I Samuel 17 records David’s confrontation with the Philistine warrior Goliath, a man described in gigantic proportions and armed to the teeth. In verses 8-11, Goliath challenges Israel to send out a champion to challenge him, but King Saul and his soldiers cower in fear. Finally, the young shepherd David answers the call, but his brother ridicules him. The king tries to dissuade him, but David is adamant, and, in verse 37, he states confidently that he believes the Lord will deliver Goliath into his hands and change imminent defeat into victory.

We know David finds success with only the most humble of tools, but would it not have been easier for him to view Goliath as someone else’s problem. After, David is not a soldier. His place is in the fields. He could have just turned around and gone home, trusting that somebody would take care of the problem. Likewise, David could have sat around asking, “Why doesn’t someone do something?” “Why don’t we just throw all of our troops at him. That will end the problem quickly.” He could have done that, but he doesn’t. He put his faith in God and makes a difference. As a result, he is remembered as a man after God’s own heart, he is in the lineage and a shadow of Christ. He is a hero of the Old testament because he tried to live the change he wanted to see.

The Early Christians and Apostles

We wrap up with a group instead of an individual. These are the people who, in Acts 8:4, continue preaching and teaching even as they flee persecution. These are the people who, like Stephen in Acts 7, stand before the Pharisees and proclaim Christ, even unto their deaths. They are people like Peter in Acts 2, who stands and preaches Christ to the very people who had participated in His crucifixion – a mob that could have quickly turned on him as well. They are the ones praying by rivers, teaching in synagogues, enduring imprisonment, stonings, and torture while continuing their ministry. We know Paul, Peter, Barnabas, Silas, Aquila, Priscilla, Apollos, and others while many remain nameless. All of these, however, persisted in living the change the world needed and still needs.

Any of these could have dropped out at any time.

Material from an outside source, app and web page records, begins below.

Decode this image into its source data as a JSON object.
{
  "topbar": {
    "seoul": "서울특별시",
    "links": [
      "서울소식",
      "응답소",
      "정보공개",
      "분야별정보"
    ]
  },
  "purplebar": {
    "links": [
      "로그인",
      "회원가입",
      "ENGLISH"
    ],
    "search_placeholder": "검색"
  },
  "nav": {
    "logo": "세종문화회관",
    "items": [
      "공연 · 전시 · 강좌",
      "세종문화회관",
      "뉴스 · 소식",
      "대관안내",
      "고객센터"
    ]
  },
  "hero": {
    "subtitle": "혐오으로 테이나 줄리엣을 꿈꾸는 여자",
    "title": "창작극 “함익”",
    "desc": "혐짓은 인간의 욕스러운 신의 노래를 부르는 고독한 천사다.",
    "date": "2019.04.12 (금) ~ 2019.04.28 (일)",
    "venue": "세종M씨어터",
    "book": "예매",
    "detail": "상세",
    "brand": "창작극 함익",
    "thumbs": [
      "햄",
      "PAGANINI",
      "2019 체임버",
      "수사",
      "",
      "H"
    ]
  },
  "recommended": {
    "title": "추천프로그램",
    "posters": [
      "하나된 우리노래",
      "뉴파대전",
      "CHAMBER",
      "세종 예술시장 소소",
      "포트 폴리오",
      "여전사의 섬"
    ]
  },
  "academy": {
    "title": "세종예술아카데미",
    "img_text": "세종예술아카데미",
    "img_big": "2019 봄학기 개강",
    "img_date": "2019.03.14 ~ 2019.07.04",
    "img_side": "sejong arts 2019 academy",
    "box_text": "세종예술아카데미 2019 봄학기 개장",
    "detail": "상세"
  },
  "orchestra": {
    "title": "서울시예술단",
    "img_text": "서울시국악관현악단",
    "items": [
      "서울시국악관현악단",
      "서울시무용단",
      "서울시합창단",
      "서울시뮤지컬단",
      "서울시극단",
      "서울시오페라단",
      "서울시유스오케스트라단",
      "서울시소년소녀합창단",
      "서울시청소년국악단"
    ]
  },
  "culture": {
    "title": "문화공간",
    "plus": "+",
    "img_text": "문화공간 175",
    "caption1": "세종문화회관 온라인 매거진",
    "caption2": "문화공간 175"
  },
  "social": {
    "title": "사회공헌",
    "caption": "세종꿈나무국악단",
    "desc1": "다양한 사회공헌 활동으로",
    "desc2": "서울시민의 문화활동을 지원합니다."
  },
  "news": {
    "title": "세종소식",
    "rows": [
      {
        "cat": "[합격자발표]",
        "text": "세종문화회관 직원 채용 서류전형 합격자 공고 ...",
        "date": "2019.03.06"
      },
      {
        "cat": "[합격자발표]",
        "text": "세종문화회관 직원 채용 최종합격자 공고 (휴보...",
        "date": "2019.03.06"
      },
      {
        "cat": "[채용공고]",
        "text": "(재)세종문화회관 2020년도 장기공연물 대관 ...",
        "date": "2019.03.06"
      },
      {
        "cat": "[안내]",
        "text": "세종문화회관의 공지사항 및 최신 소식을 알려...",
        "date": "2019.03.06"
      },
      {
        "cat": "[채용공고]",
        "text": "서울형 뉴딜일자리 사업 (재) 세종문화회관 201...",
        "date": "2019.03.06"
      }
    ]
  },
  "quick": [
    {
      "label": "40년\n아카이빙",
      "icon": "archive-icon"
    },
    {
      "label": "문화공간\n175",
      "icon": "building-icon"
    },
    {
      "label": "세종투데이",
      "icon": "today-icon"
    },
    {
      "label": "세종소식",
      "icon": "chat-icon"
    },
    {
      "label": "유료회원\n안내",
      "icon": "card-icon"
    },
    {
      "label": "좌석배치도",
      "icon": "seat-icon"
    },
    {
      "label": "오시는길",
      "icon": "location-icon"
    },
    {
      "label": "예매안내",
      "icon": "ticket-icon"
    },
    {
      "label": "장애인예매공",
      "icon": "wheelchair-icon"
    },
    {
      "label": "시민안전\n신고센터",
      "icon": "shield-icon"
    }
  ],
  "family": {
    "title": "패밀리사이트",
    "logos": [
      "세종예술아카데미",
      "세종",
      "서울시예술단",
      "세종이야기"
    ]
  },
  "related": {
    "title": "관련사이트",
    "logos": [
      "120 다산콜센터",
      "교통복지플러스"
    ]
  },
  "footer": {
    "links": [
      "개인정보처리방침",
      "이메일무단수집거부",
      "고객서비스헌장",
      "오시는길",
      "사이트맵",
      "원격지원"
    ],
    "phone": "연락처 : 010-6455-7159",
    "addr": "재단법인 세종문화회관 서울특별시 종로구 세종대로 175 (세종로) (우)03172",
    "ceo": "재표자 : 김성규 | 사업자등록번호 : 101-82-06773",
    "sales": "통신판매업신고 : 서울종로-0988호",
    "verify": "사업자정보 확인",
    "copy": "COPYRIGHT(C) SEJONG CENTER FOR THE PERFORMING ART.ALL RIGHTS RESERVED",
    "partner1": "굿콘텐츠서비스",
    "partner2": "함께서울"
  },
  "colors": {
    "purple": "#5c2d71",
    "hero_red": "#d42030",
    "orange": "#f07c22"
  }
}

I’m sure some did. I believe Paul and Peter both knew what fates awaited them should they continue to preach Christ. It would have been easier for Stephen to just give up and placate the Jews who accused him of blasphemy. Paul would have avoided many stonings had he just reentered Pharisaic practices. Peter and John could have avoided further imprisonments had they only followed the decree to stop preaching Christ in Acts 4:18. These individuals and more continued to work for change though, and the result is recorded in Acts 17:6 when the rioters cry out that these men “have turned the world upside down.”

Our Life of Change

Our goal should be nothing short of the accomplishment of those early Christians: turning the world upside down. We should be wanting to change the world, but it begins within ourselves. We cannot wait for change to sweep us off our feet, nor can we sit idly by griping about things we allow to be taken out of our hands. We need to take charge of our lives, and be the change we want to see. We can’t wait for others to do it. We are the ones we’ve been waiting for. Change is constant. We can either be victims of change, or we can be instruments of change.